Biden administration approves first major offshore wind farm in US
The Biden administration has given the green light for the construction and operation of the 800 megawatt (MW) Vineyard Wind 1 project, the first major offshore wind farm in the US.
In a statement, the US Department of the Interior described the development as “the first large-scale, offshore wind project in the United States.”
The Vineyard Wind project, which will be built off the shores of Massachusetts, is expected to generate 3,600 jobs and “provide enough power for 400,000 homes and businesses.”
The 800-megawatt project will contribute to the Biden-Harris administration’s goal of generating 30 gigawatts of energy from offshore wind by 2030.
“A clean energy future is within our grasp in the United States. The approval of this project is an important step toward advancing the Administration's goals to create good-paying union jobs while combatting climate change and powering our nation,” said Secretary of the Interior Deb Haaland.
“Today is one of many actions we are determined to take to open the doors of economic opportunity to more Americans.”
“Today’s offshore wind project announcement demonstrates that we can fight the climate crisis, while creating high-paying jobs and strengthening our competitiveness at home and abroad,” added Secretary of Commerce Gina Raimondo.
“This project is an example of the investments we need to achieve the Biden-Harris administration’s ambitious climate goals, and I’m proud to be part of the team leading the charge on offshore wind.”
In March, the Departments of Energy, Interior and Commerce said they wanted offshore wind capacity to hit 30 gigawatts by 2030.

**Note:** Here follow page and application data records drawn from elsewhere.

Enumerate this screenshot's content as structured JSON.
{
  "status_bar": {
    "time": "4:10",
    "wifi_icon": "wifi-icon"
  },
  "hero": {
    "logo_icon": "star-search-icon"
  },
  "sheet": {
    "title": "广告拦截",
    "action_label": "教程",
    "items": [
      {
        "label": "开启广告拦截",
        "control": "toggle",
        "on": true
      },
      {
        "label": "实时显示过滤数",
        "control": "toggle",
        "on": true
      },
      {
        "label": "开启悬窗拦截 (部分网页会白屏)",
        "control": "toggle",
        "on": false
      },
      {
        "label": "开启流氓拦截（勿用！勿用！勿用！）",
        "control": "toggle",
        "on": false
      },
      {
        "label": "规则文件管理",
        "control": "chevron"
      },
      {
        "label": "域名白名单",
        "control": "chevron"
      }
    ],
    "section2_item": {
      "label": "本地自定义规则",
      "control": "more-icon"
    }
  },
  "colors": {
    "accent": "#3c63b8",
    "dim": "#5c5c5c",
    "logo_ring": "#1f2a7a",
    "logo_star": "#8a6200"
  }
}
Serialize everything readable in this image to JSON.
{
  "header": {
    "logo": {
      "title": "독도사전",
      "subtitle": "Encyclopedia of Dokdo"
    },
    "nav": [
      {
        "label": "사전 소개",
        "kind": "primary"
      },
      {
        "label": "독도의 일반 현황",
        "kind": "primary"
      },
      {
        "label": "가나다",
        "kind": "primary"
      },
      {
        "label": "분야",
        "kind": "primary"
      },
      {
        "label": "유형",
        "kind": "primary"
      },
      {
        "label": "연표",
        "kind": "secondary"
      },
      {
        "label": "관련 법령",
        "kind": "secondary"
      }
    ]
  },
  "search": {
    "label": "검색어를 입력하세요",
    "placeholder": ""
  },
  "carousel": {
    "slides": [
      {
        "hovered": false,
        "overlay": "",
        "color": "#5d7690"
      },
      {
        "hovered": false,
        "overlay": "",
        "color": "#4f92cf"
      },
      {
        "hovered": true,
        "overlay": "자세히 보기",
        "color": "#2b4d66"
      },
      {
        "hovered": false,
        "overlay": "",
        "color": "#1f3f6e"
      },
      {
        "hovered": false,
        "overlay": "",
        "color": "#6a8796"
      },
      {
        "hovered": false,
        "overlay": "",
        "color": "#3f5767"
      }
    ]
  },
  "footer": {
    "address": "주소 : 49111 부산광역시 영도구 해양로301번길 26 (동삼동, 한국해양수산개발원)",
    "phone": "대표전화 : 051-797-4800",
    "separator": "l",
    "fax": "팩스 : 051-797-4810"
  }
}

Preliminary figures from the US Energy Information Administration show that, for 2020, wind’s share of utility-scale electricity generation came to 8.4%. In contrast, natural gas and coal shares were 40.3% and 19.3% respectively.
Overall, fossil fuels had a 60.3% share while nuclear and renewables had shares of 19.7% and 19.8%.